Task goal => I need all the entries repeated exactly as written.

---------- Information given ----------

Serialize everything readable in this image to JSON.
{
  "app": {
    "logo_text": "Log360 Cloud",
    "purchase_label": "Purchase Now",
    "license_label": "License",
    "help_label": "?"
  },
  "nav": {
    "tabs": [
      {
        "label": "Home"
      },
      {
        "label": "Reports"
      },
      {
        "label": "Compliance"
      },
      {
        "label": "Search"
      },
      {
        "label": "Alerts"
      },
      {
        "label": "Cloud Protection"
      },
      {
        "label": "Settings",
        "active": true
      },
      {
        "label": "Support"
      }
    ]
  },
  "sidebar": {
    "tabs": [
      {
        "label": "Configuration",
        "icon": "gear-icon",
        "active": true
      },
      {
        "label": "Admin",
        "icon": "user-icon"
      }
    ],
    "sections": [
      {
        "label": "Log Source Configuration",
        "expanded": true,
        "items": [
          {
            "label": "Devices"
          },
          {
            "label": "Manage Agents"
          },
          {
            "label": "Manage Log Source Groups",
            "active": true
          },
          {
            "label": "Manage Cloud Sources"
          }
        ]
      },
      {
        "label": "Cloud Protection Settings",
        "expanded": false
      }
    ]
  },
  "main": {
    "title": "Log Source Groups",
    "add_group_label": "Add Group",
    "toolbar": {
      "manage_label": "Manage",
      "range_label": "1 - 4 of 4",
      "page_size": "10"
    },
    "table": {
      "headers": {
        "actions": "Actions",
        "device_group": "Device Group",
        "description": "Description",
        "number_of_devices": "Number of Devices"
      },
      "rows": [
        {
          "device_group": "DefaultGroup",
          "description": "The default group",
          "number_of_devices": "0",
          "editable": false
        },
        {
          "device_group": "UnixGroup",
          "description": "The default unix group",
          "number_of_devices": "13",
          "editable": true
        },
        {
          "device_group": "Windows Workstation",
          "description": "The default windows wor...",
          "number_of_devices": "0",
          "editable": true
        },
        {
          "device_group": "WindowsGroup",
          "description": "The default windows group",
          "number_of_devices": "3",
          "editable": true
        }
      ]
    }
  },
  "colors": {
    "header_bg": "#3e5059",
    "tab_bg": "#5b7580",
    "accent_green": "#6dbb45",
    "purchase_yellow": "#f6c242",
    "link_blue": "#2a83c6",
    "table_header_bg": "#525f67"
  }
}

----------

Your response =>
Serialize everything readable in this image to JSON.
{
  "app": {
    "logo_text": "Log360 Cloud",
    "purchase_label": "Purchase Now",
    "license_label": "License",
    "help_label": "?"
  },
  "nav": {
    "tabs": [
      {
        "label": "Home"
      },
      {
        "label": "Reports"
      },
      {
        "label": "Compliance"
      },
      {
        "label": "Search"
      },
      {
        "label": "Alerts"
      },
      {
        "label": "Cloud Protection"
      },
      {
        "label": "Settings",
        "active": true
      },
      {
        "label": "Support"
      }
    ]
  },
  "sidebar": {
    "tabs": [
      {
        "label": "Configuration",
        "icon": "gear-icon",
        "active": true
      },
      {
        "label": "Admin",
        "icon": "user-icon"
      }
    ],
    "sections": [
      {
        "label": "Log Source Configuration",
        "expanded": true,
        "items": [
          {
            "label": "Devices"
          },
          {
            "label": "Manage Agents"
          },
          {
            "label": "Manage Log Source Groups",
            "active": true
          },
          {
            "label": "Manage Cloud Sources"
          }
        ]
      },
      {
        "label": "Cloud Protection Settings",
        "expanded": false
      }
    ]
  },
  "main": {
    "title": "Log Source Groups",
    "add_group_label": "Add Group",
    "toolbar": {
      "manage_label": "Manage",
      "range_label": "1 - 4 of 4",
      "page_size": "10"
    },
    "table": {
      "headers": {
        "actions": "Actions",
        "device_group": "Device Group",
        "description": "Description",
        "number_of_devices": "Number of Devices"
      },
      "rows": [
        {
          "device_group": "DefaultGroup",
          "description": "The default group",
          "number_of_devices": "0",
          "editable": false
        },
        {
          "device_group": "UnixGroup",
          "description": "The default unix group",
          "number_of_devices": "13",
          "editable": true
        },
        {
          "device_group": "Windows Workstation",
          "description": "The default windows wor...",
          "number_of_devices": "0",
          "editable": true
        },
        {
          "device_group": "WindowsGroup",
          "description": "The default windows group",
          "number_of_devices": "3",
          "editable": true
        }
      ]
    }
  },
  "colors": {
    "header_bg": "#3e5059",
    "tab_bg": "#5b7580",
    "accent_green": "#6dbb45",
    "purchase_yellow": "#f6c242",
    "link_blue": "#2a83c6",
    "table_header_bg": "#525f67"
  }
}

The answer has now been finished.